                      mengathon has a great list. (Never had the Trinchero, though) I would add G. Conterno, Sandrone, La Spinetta Boinzo, Braida (all, but particularly the Ai Suma), Mutti. Spinetta has slipped a little in the past 2 releases, I think, but such a good track record, I'm sure they'll get their mojo back.

                      1. re: whiner

                        The list I meant as a supplement. The Conterno is definitely up there. Forgot the Braida, although I don't think I have tasted enough to say for certain. Never tried the Sandrone or the Voerzio, which a lot of people love. Hefty price tags...

                        The Trinchero Noce is really done in the same style as the Cascina Francia. Large old barrels, longer macerations, probably at their best 10-15 down the road.

                        1. re: mengathon

                          I love Braida. It was actually the first winery to make Barbera in the more modern style. That said, their prices are outrageous. $80 is just too much for a wine that is no better than the best Spinettas. You should check out Sandrone. LOVE it... very similar in style to the Clerico, but I have a preference for it.

            2. no disagreement with the barbera but I don't there there would be anything amiss by serving the (predictable) chianti riserva; how about a nero d'avola?

              1. Agree with most here. Barbera from a good producer, Vietti or Chiarlo are good and affordable.
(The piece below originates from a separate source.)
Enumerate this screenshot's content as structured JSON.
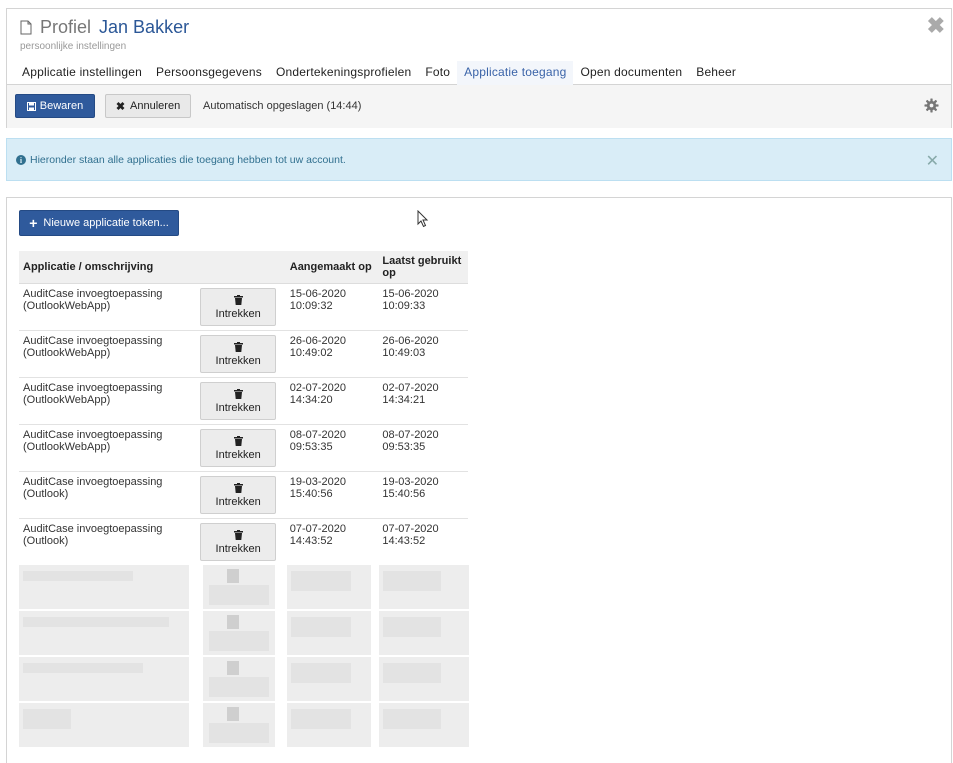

Or of course a Chianti Classico Riserva, Monsanto's is always good. Not sure about the white.